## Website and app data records
+++
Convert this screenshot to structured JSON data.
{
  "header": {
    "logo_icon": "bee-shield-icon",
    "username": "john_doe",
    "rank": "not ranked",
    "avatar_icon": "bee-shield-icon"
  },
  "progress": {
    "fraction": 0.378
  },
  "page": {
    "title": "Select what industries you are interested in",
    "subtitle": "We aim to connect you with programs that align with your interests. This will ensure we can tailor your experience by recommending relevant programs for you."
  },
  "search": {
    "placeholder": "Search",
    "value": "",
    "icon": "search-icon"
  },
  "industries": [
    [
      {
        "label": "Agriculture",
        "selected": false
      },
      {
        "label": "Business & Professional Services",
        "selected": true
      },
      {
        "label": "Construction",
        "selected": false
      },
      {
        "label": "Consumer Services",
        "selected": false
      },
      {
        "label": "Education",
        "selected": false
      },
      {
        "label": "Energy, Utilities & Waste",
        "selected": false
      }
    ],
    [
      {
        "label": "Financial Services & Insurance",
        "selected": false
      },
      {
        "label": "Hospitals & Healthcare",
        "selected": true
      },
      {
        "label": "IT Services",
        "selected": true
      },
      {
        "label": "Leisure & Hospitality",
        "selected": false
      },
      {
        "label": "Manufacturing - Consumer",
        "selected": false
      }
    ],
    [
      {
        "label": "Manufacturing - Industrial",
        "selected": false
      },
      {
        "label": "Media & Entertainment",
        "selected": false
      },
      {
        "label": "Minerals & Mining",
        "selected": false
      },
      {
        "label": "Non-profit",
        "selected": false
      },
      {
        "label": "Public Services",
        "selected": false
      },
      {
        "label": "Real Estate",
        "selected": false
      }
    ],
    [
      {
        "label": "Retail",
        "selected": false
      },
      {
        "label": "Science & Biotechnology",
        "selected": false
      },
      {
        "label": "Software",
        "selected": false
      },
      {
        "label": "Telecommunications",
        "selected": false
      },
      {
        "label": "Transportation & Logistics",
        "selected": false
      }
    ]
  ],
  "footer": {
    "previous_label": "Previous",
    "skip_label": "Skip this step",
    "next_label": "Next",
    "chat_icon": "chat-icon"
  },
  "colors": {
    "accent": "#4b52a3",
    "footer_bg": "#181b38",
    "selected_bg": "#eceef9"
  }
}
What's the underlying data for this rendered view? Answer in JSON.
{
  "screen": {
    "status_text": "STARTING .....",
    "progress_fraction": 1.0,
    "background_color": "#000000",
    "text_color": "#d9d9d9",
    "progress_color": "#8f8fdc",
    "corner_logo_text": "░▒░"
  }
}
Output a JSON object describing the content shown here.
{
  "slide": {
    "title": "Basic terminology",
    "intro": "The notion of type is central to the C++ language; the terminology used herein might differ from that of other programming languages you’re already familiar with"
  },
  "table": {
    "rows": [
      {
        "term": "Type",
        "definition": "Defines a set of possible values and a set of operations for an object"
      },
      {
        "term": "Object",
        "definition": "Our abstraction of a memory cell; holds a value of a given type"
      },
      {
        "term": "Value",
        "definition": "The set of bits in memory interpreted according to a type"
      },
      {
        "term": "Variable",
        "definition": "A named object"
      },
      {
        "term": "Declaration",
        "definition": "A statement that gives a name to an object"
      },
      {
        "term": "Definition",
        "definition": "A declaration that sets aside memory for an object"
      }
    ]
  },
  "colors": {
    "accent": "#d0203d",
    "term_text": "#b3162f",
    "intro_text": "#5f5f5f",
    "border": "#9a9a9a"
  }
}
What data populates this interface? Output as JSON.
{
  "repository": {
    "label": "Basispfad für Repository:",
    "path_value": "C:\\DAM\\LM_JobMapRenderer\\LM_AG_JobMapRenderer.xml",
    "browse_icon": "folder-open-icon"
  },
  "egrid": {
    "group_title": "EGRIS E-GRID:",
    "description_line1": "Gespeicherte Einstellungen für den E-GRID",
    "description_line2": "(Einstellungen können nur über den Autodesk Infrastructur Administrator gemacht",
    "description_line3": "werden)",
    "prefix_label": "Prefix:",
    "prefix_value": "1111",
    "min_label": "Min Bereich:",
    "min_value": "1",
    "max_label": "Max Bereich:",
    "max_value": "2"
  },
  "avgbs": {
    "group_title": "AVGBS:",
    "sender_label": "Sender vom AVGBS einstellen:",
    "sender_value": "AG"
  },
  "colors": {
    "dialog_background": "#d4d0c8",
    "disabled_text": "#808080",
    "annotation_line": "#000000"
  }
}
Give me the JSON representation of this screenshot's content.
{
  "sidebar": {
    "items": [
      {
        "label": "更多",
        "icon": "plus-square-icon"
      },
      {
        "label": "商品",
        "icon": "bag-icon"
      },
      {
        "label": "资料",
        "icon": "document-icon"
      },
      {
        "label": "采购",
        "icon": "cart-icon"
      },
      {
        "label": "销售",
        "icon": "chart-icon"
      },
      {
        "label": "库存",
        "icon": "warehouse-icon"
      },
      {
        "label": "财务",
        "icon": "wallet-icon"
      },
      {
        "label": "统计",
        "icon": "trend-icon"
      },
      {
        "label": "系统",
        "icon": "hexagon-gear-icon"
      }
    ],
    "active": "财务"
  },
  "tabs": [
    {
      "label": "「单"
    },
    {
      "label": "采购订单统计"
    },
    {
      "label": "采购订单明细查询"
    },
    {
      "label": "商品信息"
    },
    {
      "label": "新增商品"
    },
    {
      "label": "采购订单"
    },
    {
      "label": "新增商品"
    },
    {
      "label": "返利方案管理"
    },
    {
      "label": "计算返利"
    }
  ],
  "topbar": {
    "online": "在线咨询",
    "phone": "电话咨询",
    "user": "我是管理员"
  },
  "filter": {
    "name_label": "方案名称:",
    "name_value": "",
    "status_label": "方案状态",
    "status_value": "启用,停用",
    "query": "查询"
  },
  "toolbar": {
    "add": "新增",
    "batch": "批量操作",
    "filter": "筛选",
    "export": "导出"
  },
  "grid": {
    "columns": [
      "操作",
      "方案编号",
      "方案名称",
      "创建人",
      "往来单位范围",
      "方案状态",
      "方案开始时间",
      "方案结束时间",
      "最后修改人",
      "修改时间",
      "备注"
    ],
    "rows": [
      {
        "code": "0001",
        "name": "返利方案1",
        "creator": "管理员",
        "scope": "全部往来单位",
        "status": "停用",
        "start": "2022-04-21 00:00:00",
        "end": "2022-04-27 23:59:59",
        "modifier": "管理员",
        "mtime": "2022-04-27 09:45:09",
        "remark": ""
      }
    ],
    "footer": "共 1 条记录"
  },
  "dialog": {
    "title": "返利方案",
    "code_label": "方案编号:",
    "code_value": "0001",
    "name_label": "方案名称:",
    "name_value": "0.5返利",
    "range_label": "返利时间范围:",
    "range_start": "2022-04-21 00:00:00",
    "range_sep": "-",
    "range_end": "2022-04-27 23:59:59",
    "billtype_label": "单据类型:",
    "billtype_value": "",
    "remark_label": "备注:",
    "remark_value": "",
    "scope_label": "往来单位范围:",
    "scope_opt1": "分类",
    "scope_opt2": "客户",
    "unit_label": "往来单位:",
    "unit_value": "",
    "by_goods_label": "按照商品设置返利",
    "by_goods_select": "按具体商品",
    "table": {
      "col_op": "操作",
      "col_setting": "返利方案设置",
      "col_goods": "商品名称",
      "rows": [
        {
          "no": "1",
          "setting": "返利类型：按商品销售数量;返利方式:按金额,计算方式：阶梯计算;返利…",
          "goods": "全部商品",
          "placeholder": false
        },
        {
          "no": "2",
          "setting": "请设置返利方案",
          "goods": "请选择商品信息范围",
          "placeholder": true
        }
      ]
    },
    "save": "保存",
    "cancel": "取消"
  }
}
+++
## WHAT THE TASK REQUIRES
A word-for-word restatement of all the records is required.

## COMPLETED TASK
Convert this screenshot to structured JSON data.
{
  "header": {
    "logo_icon": "bee-shield-icon",
    "username": "john_doe",
    "rank": "not ranked",
    "avatar_icon": "bee-shield-icon"
  },
  "progress": {
    "fraction": 0.378
  },
  "page": {
    "title": "Select what industries you are interested in",
    "subtitle": "We aim to connect you with programs that align with your interests. This will ensure we can tailor your experience by recommending relevant programs for you."
  },
  "search": {
    "placeholder": "Search",
    "value": "",
    "icon": "search-icon"
  },
  "industries": [
    [
      {
        "label": "Agriculture",
        "selected": false
      },
      {
        "label": "Business & Professional Services",
        "selected": true
      },
      {
        "label": "Construction",
        "selected": false
      },
      {
        "label": "Consumer Services",
        "selected": false
      },
      {
        "label": "Education",
        "selected": false
      },
      {
        "label": "Energy, Utilities & Waste",
        "selected": false
      }
    ],
    [
      {
        "label": "Financial Services & Insurance",
        "selected": false
      },
      {
        "label": "Hospitals & Healthcare",
        "selected": true
      },
      {
        "label": "IT Services",
        "selected": true
      },
      {
        "label": "Leisure & Hospitality",
        "selected": false
      },
      {
        "label": "Manufacturing - Consumer",
        "selected": false
      }
    ],
    [
      {
        "label": "Manufacturing - Industrial",
        "selected": false
      },
      {
        "label": "Media & Entertainment",
        "selected": false
      },
      {
        "label": "Minerals & Mining",
        "selected": false
      },
      {
        "label": "Non-profit",
        "selected": false
      },
      {
        "label": "Public Services",
        "selected": false
      },
      {
        "label": "Real Estate",
        "selected": false
      }
    ],
    [
      {
        "label": "Retail",
        "selected": false
      },
      {
        "label": "Science & Biotechnology",
        "selected": false
      },
      {
        "label": "Software",
        "selected": false
      },
      {
        "label": "Telecommunications",
        "selected": false
      },
      {
        "label": "Transportation & Logistics",
        "selected": false
      }
    ]
  ],
  "footer": {
    "previous_label": "Previous",
    "skip_label": "Skip this step",
    "next_label": "Next",
    "chat_icon": "chat-icon"
  },
  "colors": {
    "accent": "#4b52a3",
    "footer_bg": "#181b38",
    "selected_bg": "#eceef9"
  }
}
What's the underlying data for this rendered view? Answer in JSON.
{
  "screen": {
    "status_text": "STARTING .....",
    "progress_fraction": 1.0,
    "background_color": "#000000",
    "text_color": "#d9d9d9",
    "progress_color": "#8f8fdc",
    "corner_logo_text": "░▒░"
  }
}
Output a JSON object describing the content shown here.
{
  "slide": {
    "title": "Basic terminology",
    "intro": "The notion of type is central to the C++ language; the terminology used herein might differ from that of other programming languages you’re already familiar with"
  },
  "table": {
    "rows": [
      {
        "term": "Type",
        "definition": "Defines a set of possible values and a set of operations for an object"
      },
      {
        "term": "Object",
        "definition": "Our abstraction of a memory cell; holds a value of a given type"
      },
      {
        "term": "Value",
        "definition": "The set of bits in memory interpreted according to a type"
      },
      {
        "term": "Variable",
        "definition": "A named object"
      },
      {
        "term": "Declaration",
        "definition": "A statement that gives a name to an object"
      },
      {
        "term": "Definition",
        "definition": "A declaration that sets aside memory for an object"
      }
    ]
  },
  "colors": {
    "accent": "#d0203d",
    "term_text": "#b3162f",
    "intro_text": "#5f5f5f",
    "border": "#9a9a9a"
  }
}
What data populates this interface? Output as JSON.
{
  "repository": {
    "label": "Basispfad für Repository:",
    "path_value": "C:\\DAM\\LM_JobMapRenderer\\LM_AG_JobMapRenderer.xml",
    "browse_icon": "folder-open-icon"
  },
  "egrid": {
    "group_title": "EGRIS E-GRID:",
    "description_line1": "Gespeicherte Einstellungen für den E-GRID",
    "description_line2": "(Einstellungen können nur über den Autodesk Infrastructur Administrator gemacht",
    "description_line3": "werden)",
    "prefix_label": "Prefix:",
    "prefix_value": "1111",
    "min_label": "Min Bereich:",
    "min_value": "1",
    "max_label": "Max Bereich:",
    "max_value": "2"
  },
  "avgbs": {
    "group_title": "AVGBS:",
    "sender_label": "Sender vom AVGBS einstellen:",
    "sender_value": "AG"
  },
  "colors": {
    "dialog_background": "#d4d0c8",
    "disabled_text": "#808080",
    "annotation_line": "#000000"
  }
}
Give me the JSON representation of this screenshot's content.
{
  "sidebar": {
    "items": [
      {
        "label": "更多",
        "icon": "plus-square-icon"
      },
      {
        "label": "商品",
        "icon": "bag-icon"
      },
      {
        "label": "资料",
        "icon": "document-icon"
      },
      {
        "label": "采购",
        "icon": "cart-icon"
      },
      {
        "label": "销售",
        "icon": "chart-icon"
      },
      {
        "label": "库存",
        "icon": "warehouse-icon"
      },
      {
        "label": "财务",
        "icon": "wallet-icon"
      },
      {
        "label": "统计",
        "icon": "trend-icon"
      },
      {
        "label": "系统",
        "icon": "hexagon-gear-icon"
      }
    ],
    "active": "财务"
  },
  "tabs": [
    {
      "label": "「单"
    },
    {
      "label": "采购订单统计"
    },
    {
      "label": "采购订单明细查询"
    },
    {
      "label": "商品信息"
    },
    {
      "label": "新增商品"
    },
    {
      "label": "采购订单"
    },
    {
      "label": "新增商品"
    },
    {
      "label": "返利方案管理"
    },
    {
      "label": "计算返利"
    }
  ],
  "topbar": {
    "online": "在线咨询",
    "phone": "电话咨询",
    "user": "我是管理员"
  },
  "filter": {
    "name_label": "方案名称:",
    "name_value": "",
    "status_label": "方案状态",
    "status_value": "启用,停用",
    "query": "查询"
  },
  "toolbar": {
    "add": "新增",
    "batch": "批量操作",
    "filter": "筛选",
    "export": "导出"
  },
  "grid": {
    "columns": [
      "操作",
      "方案编号",
      "方案名称",
      "创建人",
      "往来单位范围",
      "方案状态",
      "方案开始时间",
      "方案结束时间",
      "最后修改人",
      "修改时间",
      "备注"
    ],
    "rows": [
      {
        "code": "0001",
        "name": "返利方案1",
        "creator": "管理员",
        "scope": "全部往来单位",
        "status": "停用",
        "start": "2022-04-21 00:00:00",
        "end": "2022-04-27 23:59:59",
        "modifier": "管理员",
        "mtime": "2022-04-27 09:45:09",
        "remark": ""
      }
    ],
    "footer": "共 1 条记录"
  },
  "dialog": {
    "title": "返利方案",
    "code_label": "方案编号:",
    "code_value": "0001",
    "name_label": "方案名称:",
    "name_value": "0.5返利",
    "range_label": "返利时间范围:",
    "range_start": "2022-04-21 00:00:00",
    "range_sep": "-",
    "range_end": "2022-04-27 23:59:59",
    "billtype_label": "单据类型:",
    "billtype_value": "",
    "remark_label": "备注:",
    "remark_value": "",
    "scope_label": "往来单位范围:",
    "scope_opt1": "分类",
    "scope_opt2": "客户",
    "unit_label": "往来单位:",
    "unit_value": "",
    "by_goods_label": "按照商品设置返利",
    "by_goods_select": "按具体商品",
    "table": {
      "col_op": "操作",
      "col_setting": "返利方案设置",
      "col_goods": "商品名称",
      "rows": [
        {
          "no": "1",
          "setting": "返利类型：按商品销售数量;返利方式:按金额,计算方式：阶梯计算;返利…",
          "goods": "全部商品",
          "placeholder": false
        },
        {
          "no": "2",
          "setting": "请设置返利方案",
          "goods": "请选择商品信息范围",
          "placeholder": true
        }
      ]
    },
    "save": "保存",
    "cancel": "取消"
  }
}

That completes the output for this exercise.